EXTRACTED INFORMATION below:

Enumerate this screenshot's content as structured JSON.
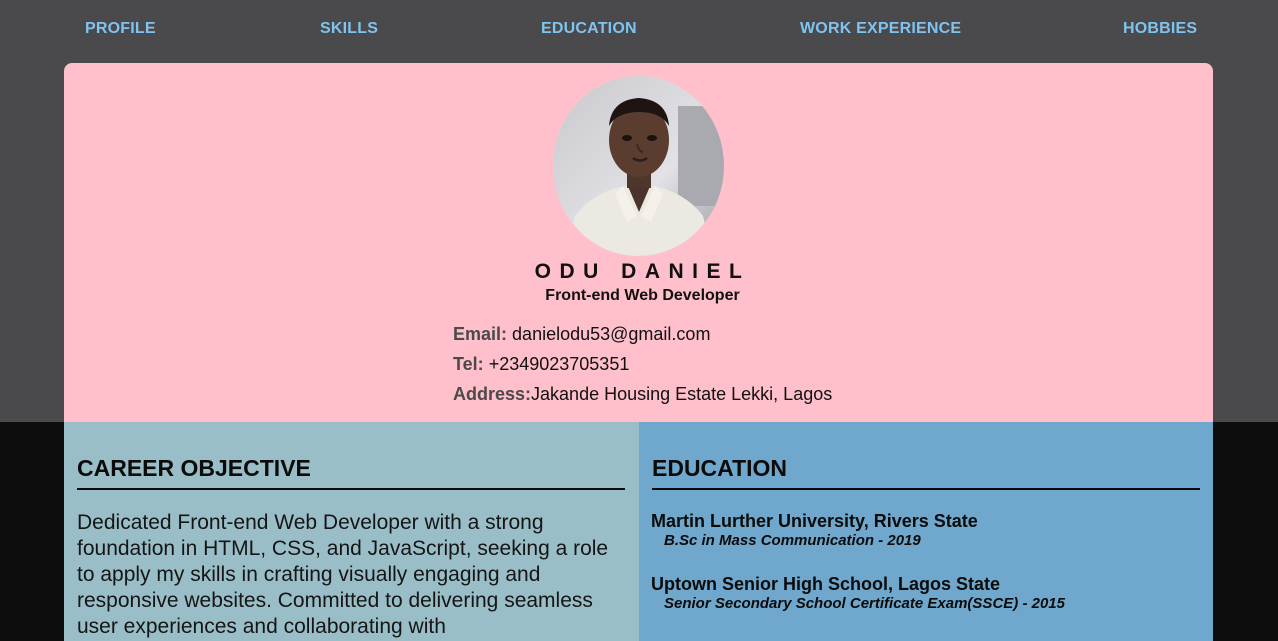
{
  "nav": {
    "items": [
      {
        "label": "PROFILE"
      },
      {
        "label": "SKILLS"
      },
      {
        "label": "EDUCATION"
      },
      {
        "label": "WORK EXPERIENCE"
      },
      {
        "label": "HOBBIES"
      }
    ],
    "color": "#7ec4f0"
  },
  "profile": {
    "name": "ODU DANIEL",
    "role": "Front-end Web Developer",
    "email_label": "Email:",
    "email": "danielodu53@gmail.com",
    "tel_label": "Tel:",
    "tel": "+2349023705351",
    "address_label": "Address:",
    "address": "Jakande Housing Estate Lekki, Lagos",
    "card_color": "#ffc0cb"
  },
  "career": {
    "title": "CAREER OBJECTIVE",
    "text": "Dedicated Front-end Web Developer with a strong foundation in HTML, CSS, and JavaScript, seeking a role to apply my skills in crafting visually engaging and responsive websites. Committed to delivering seamless user experiences and collaborating with",
    "bg_color": "#9abec8"
  },
  "education": {
    "title": "EDUCATION",
    "items": [
      {
        "school": "Martin Lurther University, Rivers State",
        "detail": "B.Sc in Mass Communication - 2019"
      },
      {
        "school": "Uptown Senior High School, Lagos State",
        "detail": "Senior Secondary School Certificate Exam(SSCE) - 2015"
      }
    ],
    "bg_color": "#6fa8cc"
  }
}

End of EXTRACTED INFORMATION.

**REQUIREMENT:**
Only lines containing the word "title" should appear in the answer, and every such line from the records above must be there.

**RESULT FOR THIS TASK:**
    "title": "CAREER OBJECTIVE",
    "title": "EDUCATION",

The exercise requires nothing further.